Tulsa Police share successes of newly installed Flock Safety Cameras

TULSA, Okla. — Ismael Gonzalez says he opens the grocery store he manages -- Prime Time Nutrition grocery -- in South Tulsa at 7:30 in the morning and he immediately locks the door.

He says he has seen a lot of robberies and break-ins, including at some of his neighbor’s businesses.

Tulsa Police say they plan to enhance their crime-fighting by using Flock Safety Camera technology in real-time, to pivot cameras toward an area where a call has come into dispatch.

Tulsa Police Chief Wendell Franklin rolled out some numbers on Thursday showing the success of the technology in its first 6 weeks of use.

Altogether, Tulsa Police say they’ve trained 500 officers with the Flock Operating Software, which has allowed them to recover 28 stolen vehicles, 6 guns, totaling more than $400,000 in property and they’ve made 20 arrests. All were felony suspects.

Chief Franklin says the images from these cameras have been used to solve other criminal cases.

“Earlier this month, homicide detectives used Flock Safety images to identify a homicide suspect’s vehicle in one of the latest homicides,” Chief Franklin said.

Just last week, he says, robbery detectives used Flock Safety images to identify a vehicle and an accomplice in a carjacking, leading to the arrest of 2 people.

Chief Franklin says to those who are concerned about this technology gathering information, he says it pales in comparison to what the technology giants are gathering every day on your phone.

“I can’t tell you enough how this technology has been like we have operated in the dark,” Chief Franklin said, “And flipping this technology on is like flipping the light switch on and you’re able to see things around you that you were never able to see before.”

For Gonzalez, he likes the light this technology will shed on the area where he works.

“I feel like that’s a great idea. It will keep us safe here,” he says, “[It] makes us feel more protected.”
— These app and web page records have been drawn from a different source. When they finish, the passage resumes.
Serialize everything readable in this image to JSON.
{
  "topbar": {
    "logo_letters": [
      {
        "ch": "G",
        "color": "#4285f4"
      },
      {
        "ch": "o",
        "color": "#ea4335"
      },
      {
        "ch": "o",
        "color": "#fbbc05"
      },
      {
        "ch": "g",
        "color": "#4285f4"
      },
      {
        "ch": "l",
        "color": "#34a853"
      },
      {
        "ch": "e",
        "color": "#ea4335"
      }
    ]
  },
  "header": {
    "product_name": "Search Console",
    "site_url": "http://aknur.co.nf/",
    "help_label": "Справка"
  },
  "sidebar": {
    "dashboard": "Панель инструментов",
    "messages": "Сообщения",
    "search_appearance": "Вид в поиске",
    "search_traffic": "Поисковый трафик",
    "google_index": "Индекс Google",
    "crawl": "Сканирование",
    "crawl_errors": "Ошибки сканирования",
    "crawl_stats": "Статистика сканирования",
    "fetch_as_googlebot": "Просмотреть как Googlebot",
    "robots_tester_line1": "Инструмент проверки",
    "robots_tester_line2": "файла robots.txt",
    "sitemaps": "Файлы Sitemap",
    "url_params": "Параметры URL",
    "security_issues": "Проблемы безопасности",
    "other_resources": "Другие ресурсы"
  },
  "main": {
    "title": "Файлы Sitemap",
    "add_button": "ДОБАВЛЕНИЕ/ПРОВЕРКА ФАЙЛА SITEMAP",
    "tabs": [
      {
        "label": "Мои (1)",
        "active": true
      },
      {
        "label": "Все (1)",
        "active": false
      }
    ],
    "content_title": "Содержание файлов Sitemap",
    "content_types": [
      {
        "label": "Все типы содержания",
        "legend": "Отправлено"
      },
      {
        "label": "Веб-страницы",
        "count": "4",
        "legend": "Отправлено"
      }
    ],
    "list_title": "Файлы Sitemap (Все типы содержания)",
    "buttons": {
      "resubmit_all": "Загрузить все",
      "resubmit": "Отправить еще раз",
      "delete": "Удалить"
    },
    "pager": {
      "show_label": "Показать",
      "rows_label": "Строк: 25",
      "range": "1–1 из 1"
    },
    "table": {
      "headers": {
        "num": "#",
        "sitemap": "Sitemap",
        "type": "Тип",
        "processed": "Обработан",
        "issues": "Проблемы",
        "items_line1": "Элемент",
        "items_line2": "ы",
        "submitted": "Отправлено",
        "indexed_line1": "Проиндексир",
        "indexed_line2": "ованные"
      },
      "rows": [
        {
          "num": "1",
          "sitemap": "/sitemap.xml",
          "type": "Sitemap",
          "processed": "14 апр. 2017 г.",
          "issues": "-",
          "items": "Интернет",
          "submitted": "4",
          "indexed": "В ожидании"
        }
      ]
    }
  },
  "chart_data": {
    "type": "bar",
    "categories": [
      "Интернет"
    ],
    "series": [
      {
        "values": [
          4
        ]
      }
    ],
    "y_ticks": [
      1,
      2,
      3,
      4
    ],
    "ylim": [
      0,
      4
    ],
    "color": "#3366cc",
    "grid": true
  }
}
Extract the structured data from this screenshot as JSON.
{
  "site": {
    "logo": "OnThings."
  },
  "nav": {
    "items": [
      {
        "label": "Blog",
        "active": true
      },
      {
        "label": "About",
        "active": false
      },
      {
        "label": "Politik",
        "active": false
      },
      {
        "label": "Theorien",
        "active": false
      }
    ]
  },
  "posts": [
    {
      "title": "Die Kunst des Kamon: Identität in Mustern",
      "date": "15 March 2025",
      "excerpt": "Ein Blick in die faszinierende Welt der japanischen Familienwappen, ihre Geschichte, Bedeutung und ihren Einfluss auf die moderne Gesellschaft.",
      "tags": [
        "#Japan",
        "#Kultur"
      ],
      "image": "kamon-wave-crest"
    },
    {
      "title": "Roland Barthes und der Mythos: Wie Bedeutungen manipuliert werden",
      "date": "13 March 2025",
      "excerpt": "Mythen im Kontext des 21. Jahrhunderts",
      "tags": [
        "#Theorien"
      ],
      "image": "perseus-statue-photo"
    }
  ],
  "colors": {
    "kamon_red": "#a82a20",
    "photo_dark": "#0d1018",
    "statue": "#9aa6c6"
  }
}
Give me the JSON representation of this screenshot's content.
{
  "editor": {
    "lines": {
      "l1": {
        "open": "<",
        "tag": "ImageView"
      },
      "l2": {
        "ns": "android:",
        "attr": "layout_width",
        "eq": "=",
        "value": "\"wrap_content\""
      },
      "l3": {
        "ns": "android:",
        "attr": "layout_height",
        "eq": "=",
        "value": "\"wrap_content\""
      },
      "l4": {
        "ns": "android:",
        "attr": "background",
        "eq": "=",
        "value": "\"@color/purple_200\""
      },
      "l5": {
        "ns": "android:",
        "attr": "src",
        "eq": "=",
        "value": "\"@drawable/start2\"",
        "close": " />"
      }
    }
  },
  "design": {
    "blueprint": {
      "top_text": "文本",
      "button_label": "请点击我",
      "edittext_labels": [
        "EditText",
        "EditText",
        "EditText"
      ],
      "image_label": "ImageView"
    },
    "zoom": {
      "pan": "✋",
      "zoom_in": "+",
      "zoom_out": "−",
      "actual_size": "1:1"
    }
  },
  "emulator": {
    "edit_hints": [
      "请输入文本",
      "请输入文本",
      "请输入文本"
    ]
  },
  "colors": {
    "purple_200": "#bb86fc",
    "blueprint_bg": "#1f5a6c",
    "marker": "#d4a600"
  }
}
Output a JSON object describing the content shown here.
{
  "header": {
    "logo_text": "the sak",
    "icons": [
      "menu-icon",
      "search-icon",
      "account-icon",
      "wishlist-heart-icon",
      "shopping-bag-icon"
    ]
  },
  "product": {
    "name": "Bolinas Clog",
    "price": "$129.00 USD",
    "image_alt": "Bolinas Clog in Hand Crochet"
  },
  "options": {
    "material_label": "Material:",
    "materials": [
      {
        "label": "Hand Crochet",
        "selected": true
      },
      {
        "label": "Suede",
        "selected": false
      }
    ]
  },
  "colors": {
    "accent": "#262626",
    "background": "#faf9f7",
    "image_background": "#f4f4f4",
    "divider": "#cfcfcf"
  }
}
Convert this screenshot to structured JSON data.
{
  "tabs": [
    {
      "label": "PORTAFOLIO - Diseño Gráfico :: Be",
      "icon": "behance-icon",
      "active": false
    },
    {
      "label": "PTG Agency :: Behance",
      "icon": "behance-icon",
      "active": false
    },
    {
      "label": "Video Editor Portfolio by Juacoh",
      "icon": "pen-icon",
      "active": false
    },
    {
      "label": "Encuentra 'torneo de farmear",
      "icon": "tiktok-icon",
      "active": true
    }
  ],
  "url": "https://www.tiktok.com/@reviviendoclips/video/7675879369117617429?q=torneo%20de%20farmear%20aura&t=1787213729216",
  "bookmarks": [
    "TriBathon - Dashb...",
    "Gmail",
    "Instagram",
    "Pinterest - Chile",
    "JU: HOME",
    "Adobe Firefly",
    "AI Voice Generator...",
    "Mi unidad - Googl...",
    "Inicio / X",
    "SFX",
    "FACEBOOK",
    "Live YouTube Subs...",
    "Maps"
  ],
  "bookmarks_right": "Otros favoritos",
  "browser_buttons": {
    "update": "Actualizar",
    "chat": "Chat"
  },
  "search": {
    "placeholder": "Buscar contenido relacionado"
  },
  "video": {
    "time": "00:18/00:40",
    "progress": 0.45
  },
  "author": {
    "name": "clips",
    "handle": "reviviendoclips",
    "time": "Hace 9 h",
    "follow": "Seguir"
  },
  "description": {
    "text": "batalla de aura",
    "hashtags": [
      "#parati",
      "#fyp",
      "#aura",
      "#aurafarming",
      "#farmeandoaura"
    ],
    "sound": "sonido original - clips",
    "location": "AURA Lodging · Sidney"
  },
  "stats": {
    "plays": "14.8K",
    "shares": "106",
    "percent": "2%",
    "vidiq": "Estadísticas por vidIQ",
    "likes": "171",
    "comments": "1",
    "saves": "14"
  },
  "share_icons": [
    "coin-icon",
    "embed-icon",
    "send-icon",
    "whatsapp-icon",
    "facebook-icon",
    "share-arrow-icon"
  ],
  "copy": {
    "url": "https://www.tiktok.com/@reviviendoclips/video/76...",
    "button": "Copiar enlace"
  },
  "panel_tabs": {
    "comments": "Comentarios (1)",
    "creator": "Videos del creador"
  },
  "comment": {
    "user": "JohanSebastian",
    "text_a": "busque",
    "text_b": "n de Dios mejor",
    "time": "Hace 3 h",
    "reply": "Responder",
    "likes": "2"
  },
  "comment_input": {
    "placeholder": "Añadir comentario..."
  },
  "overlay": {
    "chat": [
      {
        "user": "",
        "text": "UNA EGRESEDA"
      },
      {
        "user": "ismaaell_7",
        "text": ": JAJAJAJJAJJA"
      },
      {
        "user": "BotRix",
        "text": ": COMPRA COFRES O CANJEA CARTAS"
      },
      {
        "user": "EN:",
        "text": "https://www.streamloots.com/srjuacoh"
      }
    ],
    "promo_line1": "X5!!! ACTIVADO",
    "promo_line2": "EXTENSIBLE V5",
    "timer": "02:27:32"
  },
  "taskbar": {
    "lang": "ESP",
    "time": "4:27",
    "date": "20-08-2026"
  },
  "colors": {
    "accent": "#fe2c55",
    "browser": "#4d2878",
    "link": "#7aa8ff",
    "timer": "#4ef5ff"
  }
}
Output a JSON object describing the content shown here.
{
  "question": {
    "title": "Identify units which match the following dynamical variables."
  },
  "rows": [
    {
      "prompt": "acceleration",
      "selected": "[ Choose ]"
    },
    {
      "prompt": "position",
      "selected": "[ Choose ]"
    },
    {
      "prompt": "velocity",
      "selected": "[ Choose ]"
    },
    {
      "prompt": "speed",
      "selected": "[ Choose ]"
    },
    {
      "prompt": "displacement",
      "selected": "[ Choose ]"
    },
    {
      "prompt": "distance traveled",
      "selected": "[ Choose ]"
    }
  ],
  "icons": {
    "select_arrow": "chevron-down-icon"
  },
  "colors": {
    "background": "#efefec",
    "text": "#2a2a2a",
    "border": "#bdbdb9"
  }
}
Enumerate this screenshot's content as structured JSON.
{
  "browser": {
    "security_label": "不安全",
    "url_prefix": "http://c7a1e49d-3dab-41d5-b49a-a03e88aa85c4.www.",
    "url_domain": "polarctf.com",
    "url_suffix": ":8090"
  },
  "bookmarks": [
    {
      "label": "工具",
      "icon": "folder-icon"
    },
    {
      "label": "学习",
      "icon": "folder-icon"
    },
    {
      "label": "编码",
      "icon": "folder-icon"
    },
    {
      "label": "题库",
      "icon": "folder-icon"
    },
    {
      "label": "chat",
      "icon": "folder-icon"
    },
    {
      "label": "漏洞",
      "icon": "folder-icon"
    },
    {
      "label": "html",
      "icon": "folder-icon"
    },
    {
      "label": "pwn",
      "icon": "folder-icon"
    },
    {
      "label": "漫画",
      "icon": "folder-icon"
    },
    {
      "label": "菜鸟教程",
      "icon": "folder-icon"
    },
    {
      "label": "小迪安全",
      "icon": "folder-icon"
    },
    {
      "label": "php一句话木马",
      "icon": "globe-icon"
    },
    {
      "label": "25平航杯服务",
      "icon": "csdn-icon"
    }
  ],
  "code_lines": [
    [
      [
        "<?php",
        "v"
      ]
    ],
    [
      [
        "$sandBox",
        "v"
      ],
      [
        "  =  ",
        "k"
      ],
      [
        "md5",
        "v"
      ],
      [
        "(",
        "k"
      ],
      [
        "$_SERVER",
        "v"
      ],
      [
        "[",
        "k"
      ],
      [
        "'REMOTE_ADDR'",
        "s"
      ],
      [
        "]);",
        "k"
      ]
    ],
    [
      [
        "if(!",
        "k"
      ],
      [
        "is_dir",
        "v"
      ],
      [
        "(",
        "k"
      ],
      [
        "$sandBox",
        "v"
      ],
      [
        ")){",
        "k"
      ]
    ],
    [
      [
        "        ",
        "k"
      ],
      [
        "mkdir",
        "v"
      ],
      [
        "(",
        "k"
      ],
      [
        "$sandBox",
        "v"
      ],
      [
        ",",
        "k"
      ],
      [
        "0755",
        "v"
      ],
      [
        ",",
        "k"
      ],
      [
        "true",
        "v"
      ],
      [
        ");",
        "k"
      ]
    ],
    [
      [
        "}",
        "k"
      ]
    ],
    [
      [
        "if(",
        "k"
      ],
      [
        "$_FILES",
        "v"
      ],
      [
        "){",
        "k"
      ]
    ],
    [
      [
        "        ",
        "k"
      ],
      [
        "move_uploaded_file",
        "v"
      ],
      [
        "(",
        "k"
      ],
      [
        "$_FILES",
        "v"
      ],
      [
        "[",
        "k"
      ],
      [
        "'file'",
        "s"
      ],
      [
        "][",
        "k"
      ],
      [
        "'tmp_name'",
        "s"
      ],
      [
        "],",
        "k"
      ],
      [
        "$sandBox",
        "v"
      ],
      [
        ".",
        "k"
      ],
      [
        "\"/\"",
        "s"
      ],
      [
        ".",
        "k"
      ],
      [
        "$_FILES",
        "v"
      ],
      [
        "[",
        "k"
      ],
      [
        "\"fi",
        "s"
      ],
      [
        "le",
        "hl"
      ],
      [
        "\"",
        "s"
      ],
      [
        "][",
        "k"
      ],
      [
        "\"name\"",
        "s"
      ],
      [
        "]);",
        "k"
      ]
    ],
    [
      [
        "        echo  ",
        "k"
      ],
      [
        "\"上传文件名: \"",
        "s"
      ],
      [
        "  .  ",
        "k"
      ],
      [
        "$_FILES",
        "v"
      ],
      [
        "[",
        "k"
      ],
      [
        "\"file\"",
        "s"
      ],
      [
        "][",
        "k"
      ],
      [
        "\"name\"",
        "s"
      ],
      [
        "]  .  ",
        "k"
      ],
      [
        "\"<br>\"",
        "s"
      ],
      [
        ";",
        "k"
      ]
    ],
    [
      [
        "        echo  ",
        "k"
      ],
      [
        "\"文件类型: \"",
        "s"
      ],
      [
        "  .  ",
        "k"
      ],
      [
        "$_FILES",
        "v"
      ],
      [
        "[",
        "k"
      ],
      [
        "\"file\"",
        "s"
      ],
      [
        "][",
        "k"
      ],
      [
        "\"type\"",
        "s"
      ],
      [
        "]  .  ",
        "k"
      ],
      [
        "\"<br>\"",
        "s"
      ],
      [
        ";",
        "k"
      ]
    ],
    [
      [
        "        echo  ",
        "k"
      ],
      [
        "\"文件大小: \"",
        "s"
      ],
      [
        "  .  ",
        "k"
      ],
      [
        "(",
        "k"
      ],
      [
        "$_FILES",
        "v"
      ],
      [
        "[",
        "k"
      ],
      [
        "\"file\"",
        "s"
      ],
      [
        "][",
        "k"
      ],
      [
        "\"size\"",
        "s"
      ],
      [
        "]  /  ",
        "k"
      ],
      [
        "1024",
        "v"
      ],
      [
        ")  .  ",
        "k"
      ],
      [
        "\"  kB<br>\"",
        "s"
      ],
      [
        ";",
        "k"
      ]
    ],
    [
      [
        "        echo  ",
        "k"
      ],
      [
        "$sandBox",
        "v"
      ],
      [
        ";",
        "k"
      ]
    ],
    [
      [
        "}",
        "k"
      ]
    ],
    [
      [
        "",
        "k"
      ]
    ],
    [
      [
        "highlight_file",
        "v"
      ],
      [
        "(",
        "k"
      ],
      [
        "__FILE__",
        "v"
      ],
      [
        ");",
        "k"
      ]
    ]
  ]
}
There’s one more thing that Chief Franklin says he hopes this technology will help - your wallet. He says he hopes that by recovering stolen vehicles and reducing the amount of time between a vehicle is stolen and when it is recovered, it will reduce the amount of money Oklahomans spend on automobile insurance.